And here in Kathmandu we begin teaching this week
CCNEPal 2013’s first 3-day course will begin tomorrow. Most of our courses will be open to “the general public” of nurses – I promise that there will be a registration process that allows a nurse to enroll even if she is not currently working in critical care. In June and July we will have at least four such sessions of thirty each, meaning that 120 nurses will be given the opportunity.
I knew from the beginning that these would take time to organize, so I set up the sessions hosted by specific hospitals, first. This week we will be at Shahid Gangalal National Heart Centre (SGNHC) , and I am honored to work with them.
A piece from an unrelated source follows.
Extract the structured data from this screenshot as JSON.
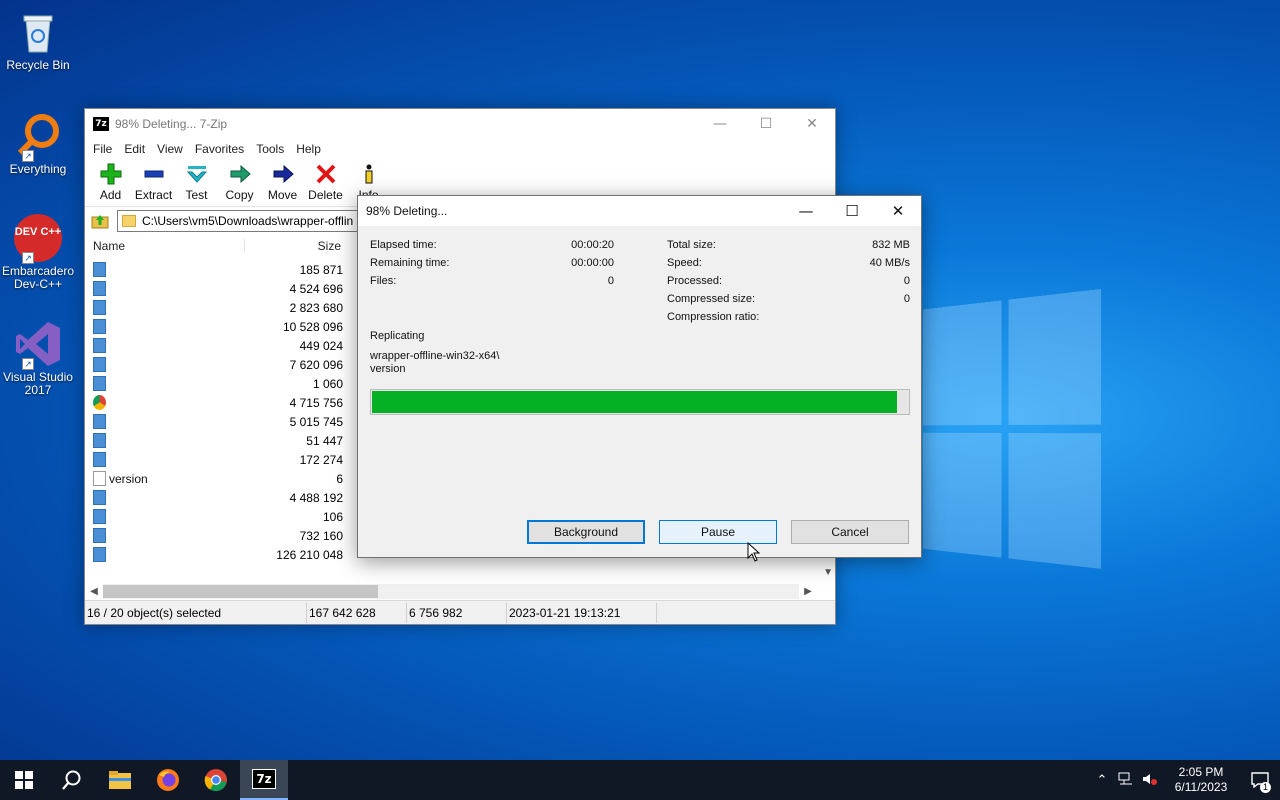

I was there to see the facilities and to meet the nurses this week. So happy to see some of the people who took my course in 2011. SGHNC has a wonderful nursing staff. I was very impressed with the facility, the attitude and the care of patients that I observed.
The Team approach
I pre-mailed them a free resource on ecg weeks ago, and they will have studied it before we get there. Because of the volume of patients with continuous heart monitoring there, they are likely to ask a higher level of questions. Sometimes I do more ecg teaching, but pre-study will allow us to move on to more exciting things. and – that means looking at team work skills.
the American Heart Association ACLS manual has a set of specific do’s and don’t related to teamwork.
use closed-loop communication – repeat orders back so as to avoid confusion
clear messages – no mumbling!
clear roles – somebody has to be in charge
know your personal limits practice things beforehand
share knowledge – and up-to-date data
use constructive intervention if a team member is uncertain about a skill. everyone watches each other and helps each other.
re-evaluate and summarize on a periodic basis ( two minutes)
exhibit mutual respect – no shouting, no sarcasm
Stating the obvious?
Some people may say, “of course I am a good team worker!” but are you really?
These may seem really obvious, but we go out of our way to teach these skills in USA, and we will bring that same goal to Nepal. People can come to the course prepared with ecg knowledge and pharmacology, and if they do, we can spend more time working on teamwork skills. The best is to do some roleplay situations (“scenarios”) and discuss. as an added element, we will use smartphone video to guide the feedback we give. There are samples from 2011 on YouTube, and I will add some from this year (I hope).
We will also deal with fear. Fear of appearing to be stupid, fear of failure, fear of being ridiculed, fear of making a mistake. The nice thing about simulation in ACLS is that nobody actually gets hurt. You learn from your mistakes.
fear. hate-this-and-don’t-want-anything-to-do-with-it fear.
fear of body fluids ( some fears are valid…)
We know we are trying to teach you how to be at your best during the most difficult possible time you can have – trying to prevent the premature death of a fellow human being. Feeling the weight of the death you are trying to prevent..
Teamwork is the answer to fear.
Fear faced by respondents during an ACLS event will be something to talk about during a future blog. and during the course.